## WHAT IS NEEDED
From the records below, give the number of lines that contain the string "INHD", without any other text.
# # #
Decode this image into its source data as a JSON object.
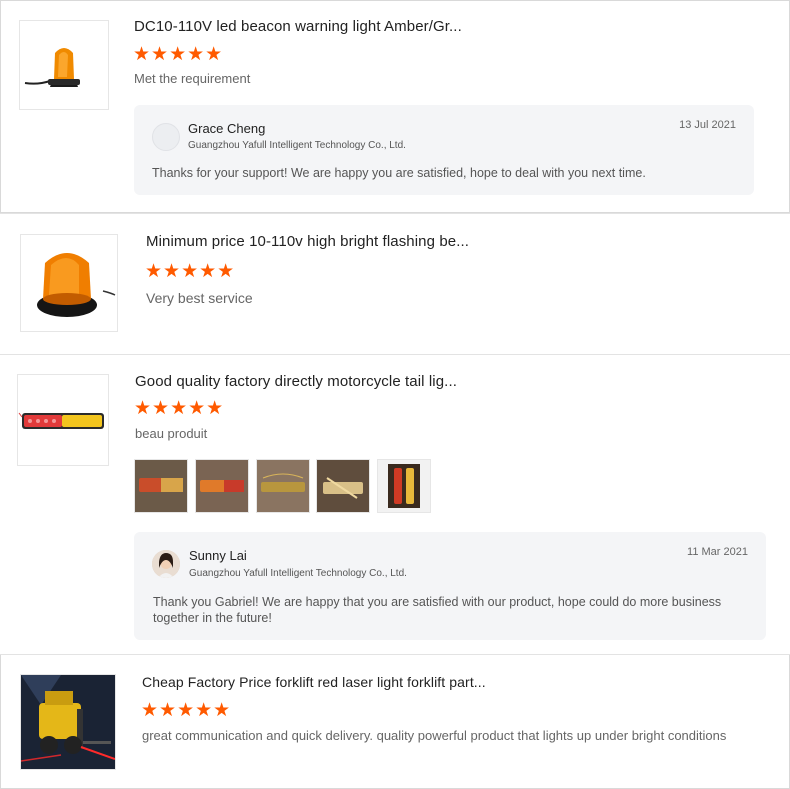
{
  "reviews": [
    {
      "title": "DC10-110V led beacon warning light Amber/Gr...",
      "stars": "★★★★★",
      "rating": 5,
      "comment": "Met the requirement",
      "reply": {
        "name": "Grace Cheng",
        "company": "Guangzhou Yafull Intelligent Technology Co., Ltd.",
        "date": "13 Jul 2021",
        "message": "Thanks for your support! We are happy you are satisfied, hope to deal with you next time."
      }
    },
    {
      "title": "Minimum price 10-110v high bright flashing be...",
      "stars": "★★★★★",
      "rating": 5,
      "comment": "Very best service"
    },
    {
      "title": "Good quality factory directly motorcycle tail lig...",
      "stars": "★★★★★",
      "rating": 5,
      "comment": "beau produit",
      "reply": {
        "name": "Sunny Lai",
        "company": "Guangzhou Yafull Intelligent Technology Co., Ltd.",
        "date": "11 Mar 2021",
        "message_line1": "Thank you Gabriel! We are happy that you are satisfied with our product, hope could do more business",
        "message_line2": "together in the future!"
      }
    },
    {
      "title": "Cheap Factory Price forklift red laser light forklift part...",
      "stars": "★★★★★",
      "rating": 5,
      "comment": "great communication and quick delivery. quality powerful product that lights up under bright conditions"
    }
  ],
  "colors": {
    "star": "#ff5a00",
    "reply_bg": "#f4f5f7"
  }
}
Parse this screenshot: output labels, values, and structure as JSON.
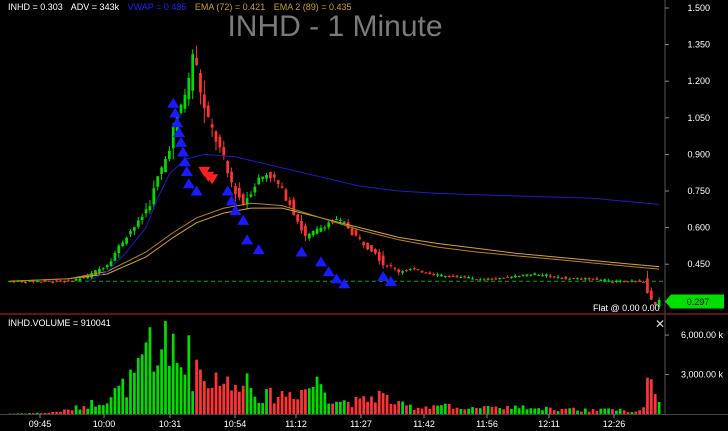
{
  "chart_data": [
    {
      "type": "candlestick",
      "title": "INHD - 1 Minute",
      "header": {
        "symbol_price": "INHD = 0.303",
        "adv": "ADV = 343k",
        "vwap": "VWAP = 0.485",
        "ema72": "EMA (72) = 0.421",
        "ema89": "EMA 2 (89) = 0.435"
      },
      "y_ticks": [
        "1.500",
        "1.350",
        "1.200",
        "1.050",
        "0.900",
        "0.750",
        "0.600",
        "0.450"
      ],
      "ylim": [
        0.25,
        1.5
      ],
      "last_price_label": "0.297",
      "last_price": 0.297,
      "reference_line": 0.38,
      "flat_label": "Flat @ 0.00  0.00",
      "x_ticks": [
        "09:45",
        "10:00",
        "10:31",
        "10:54",
        "11:12",
        "11:27",
        "11:42",
        "11:56",
        "12:11",
        "12:26"
      ],
      "price_path": [
        [
          0,
          0.38
        ],
        [
          10,
          0.38
        ],
        [
          15,
          0.38
        ],
        [
          20,
          0.4
        ],
        [
          25,
          0.45
        ],
        [
          28,
          0.52
        ],
        [
          30,
          0.57
        ],
        [
          33,
          0.62
        ],
        [
          36,
          0.7
        ],
        [
          38,
          0.8
        ],
        [
          40,
          0.88
        ],
        [
          42,
          1.0
        ],
        [
          44,
          1.1
        ],
        [
          46,
          1.2
        ],
        [
          47,
          1.32
        ],
        [
          48,
          1.25
        ],
        [
          50,
          1.08
        ],
        [
          52,
          1.0
        ],
        [
          54,
          0.92
        ],
        [
          56,
          0.82
        ],
        [
          58,
          0.75
        ],
        [
          60,
          0.7
        ],
        [
          62,
          0.75
        ],
        [
          64,
          0.8
        ],
        [
          66,
          0.82
        ],
        [
          68,
          0.8
        ],
        [
          70,
          0.75
        ],
        [
          72,
          0.7
        ],
        [
          74,
          0.63
        ],
        [
          76,
          0.56
        ],
        [
          78,
          0.58
        ],
        [
          80,
          0.6
        ],
        [
          82,
          0.62
        ],
        [
          84,
          0.63
        ],
        [
          86,
          0.62
        ],
        [
          88,
          0.58
        ],
        [
          90,
          0.55
        ],
        [
          92,
          0.52
        ],
        [
          94,
          0.5
        ],
        [
          96,
          0.45
        ],
        [
          98,
          0.44
        ],
        [
          100,
          0.42
        ],
        [
          103,
          0.43
        ],
        [
          106,
          0.42
        ],
        [
          109,
          0.41
        ],
        [
          112,
          0.4
        ],
        [
          116,
          0.4
        ],
        [
          120,
          0.39
        ],
        [
          125,
          0.39
        ],
        [
          130,
          0.4
        ],
        [
          135,
          0.41
        ],
        [
          140,
          0.4
        ],
        [
          145,
          0.39
        ],
        [
          150,
          0.39
        ],
        [
          155,
          0.38
        ],
        [
          160,
          0.38
        ],
        [
          163,
          0.38
        ],
        [
          164,
          0.33
        ],
        [
          165,
          0.29
        ],
        [
          166,
          0.28
        ],
        [
          167,
          0.297
        ]
      ],
      "vwap_path": [
        [
          20,
          0.38
        ],
        [
          25,
          0.42
        ],
        [
          30,
          0.5
        ],
        [
          35,
          0.6
        ],
        [
          38,
          0.72
        ],
        [
          41,
          0.82
        ],
        [
          45,
          0.88
        ],
        [
          50,
          0.9
        ],
        [
          58,
          0.89
        ],
        [
          66,
          0.86
        ],
        [
          74,
          0.83
        ],
        [
          82,
          0.8
        ],
        [
          90,
          0.77
        ],
        [
          100,
          0.75
        ],
        [
          110,
          0.74
        ],
        [
          120,
          0.735
        ],
        [
          130,
          0.73
        ],
        [
          140,
          0.725
        ],
        [
          150,
          0.72
        ],
        [
          160,
          0.705
        ],
        [
          167,
          0.695
        ]
      ],
      "ema72_path": [
        [
          0,
          0.38
        ],
        [
          15,
          0.39
        ],
        [
          25,
          0.42
        ],
        [
          35,
          0.5
        ],
        [
          42,
          0.58
        ],
        [
          48,
          0.64
        ],
        [
          55,
          0.68
        ],
        [
          62,
          0.7
        ],
        [
          70,
          0.69
        ],
        [
          80,
          0.64
        ],
        [
          90,
          0.59
        ],
        [
          100,
          0.55
        ],
        [
          110,
          0.52
        ],
        [
          120,
          0.5
        ],
        [
          130,
          0.485
        ],
        [
          140,
          0.47
        ],
        [
          150,
          0.455
        ],
        [
          160,
          0.44
        ],
        [
          167,
          0.43
        ]
      ],
      "ema89_path": [
        [
          0,
          0.38
        ],
        [
          15,
          0.39
        ],
        [
          25,
          0.41
        ],
        [
          35,
          0.48
        ],
        [
          42,
          0.56
        ],
        [
          48,
          0.62
        ],
        [
          55,
          0.66
        ],
        [
          62,
          0.68
        ],
        [
          70,
          0.68
        ],
        [
          80,
          0.64
        ],
        [
          90,
          0.6
        ],
        [
          100,
          0.56
        ],
        [
          110,
          0.535
        ],
        [
          120,
          0.515
        ],
        [
          130,
          0.495
        ],
        [
          140,
          0.48
        ],
        [
          150,
          0.465
        ],
        [
          160,
          0.45
        ],
        [
          167,
          0.44
        ]
      ],
      "buy_arrows": [
        [
          42,
          1.12
        ],
        [
          42.5,
          1.08
        ],
        [
          43,
          1.04
        ],
        [
          43.5,
          1.0
        ],
        [
          44,
          0.96
        ],
        [
          44.5,
          0.92
        ],
        [
          45,
          0.88
        ],
        [
          45.5,
          0.84
        ],
        [
          46,
          0.79
        ],
        [
          48,
          0.76
        ],
        [
          56,
          0.76
        ],
        [
          57,
          0.72
        ],
        [
          58,
          0.68
        ],
        [
          60,
          0.64
        ],
        [
          61,
          0.56
        ],
        [
          64,
          0.52
        ],
        [
          75,
          0.51
        ],
        [
          80,
          0.47
        ],
        [
          82,
          0.43
        ],
        [
          84,
          0.4
        ],
        [
          86,
          0.38
        ],
        [
          96,
          0.41
        ],
        [
          98,
          0.39
        ]
      ],
      "sell_arrows": [
        [
          50,
          0.82
        ],
        [
          51,
          0.8
        ],
        [
          52,
          0.79
        ]
      ]
    },
    {
      "type": "bar",
      "title": "INHD.VOLUME = 910041",
      "y_ticks": [
        "6,000.00 k",
        "3,000.00 k"
      ],
      "ylim": [
        0,
        7300
      ],
      "volume_path": [
        [
          0,
          30
        ],
        [
          10,
          100
        ],
        [
          15,
          300
        ],
        [
          20,
          700
        ],
        [
          25,
          1200
        ],
        [
          28,
          1800
        ],
        [
          30,
          2200
        ],
        [
          33,
          3000
        ],
        [
          35,
          4200
        ],
        [
          36,
          5800
        ],
        [
          37,
          3400
        ],
        [
          38,
          3800
        ],
        [
          39,
          7000
        ],
        [
          40,
          5000
        ],
        [
          41,
          3200
        ],
        [
          42,
          5600
        ],
        [
          43,
          4200
        ],
        [
          44,
          3600
        ],
        [
          45,
          5200
        ],
        [
          46,
          4400
        ],
        [
          47,
          3000
        ],
        [
          48,
          4000
        ],
        [
          50,
          2800
        ],
        [
          52,
          2500
        ],
        [
          54,
          3200
        ],
        [
          56,
          2200
        ],
        [
          58,
          1800
        ],
        [
          60,
          3600
        ],
        [
          62,
          2000
        ],
        [
          65,
          1300
        ],
        [
          70,
          1500
        ],
        [
          75,
          1800
        ],
        [
          80,
          2500
        ],
        [
          82,
          1400
        ],
        [
          85,
          1000
        ],
        [
          90,
          900
        ],
        [
          95,
          1500
        ],
        [
          100,
          700
        ],
        [
          105,
          500
        ],
        [
          110,
          700
        ],
        [
          115,
          600
        ],
        [
          120,
          500
        ],
        [
          125,
          400
        ],
        [
          130,
          500
        ],
        [
          135,
          400
        ],
        [
          140,
          400
        ],
        [
          145,
          350
        ],
        [
          150,
          300
        ],
        [
          155,
          300
        ],
        [
          160,
          250
        ],
        [
          163,
          400
        ],
        [
          164,
          2800
        ],
        [
          165,
          2000
        ],
        [
          166,
          1500
        ],
        [
          167,
          1200
        ]
      ]
    }
  ],
  "colors": {
    "up": "#00dc00",
    "down": "#ff3333",
    "vwap": "#1b1bc8",
    "ema72": "#b8860b",
    "ema89": "#d4a040",
    "reference": "#00aa00",
    "buy_arrow": "#1a1aff",
    "sell_arrow": "#ff2020",
    "last_price_bg": "#00e000",
    "axis_text": "#ffffff",
    "divider": "#7a1c1c",
    "header_symbol": "#ffffff",
    "header_adv": "#ffffff",
    "header_vwap": "#2020ff",
    "header_ema72": "#c8a020",
    "header_ema89": "#c8a020"
  }
}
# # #
## WRITTEN RESPONSE
3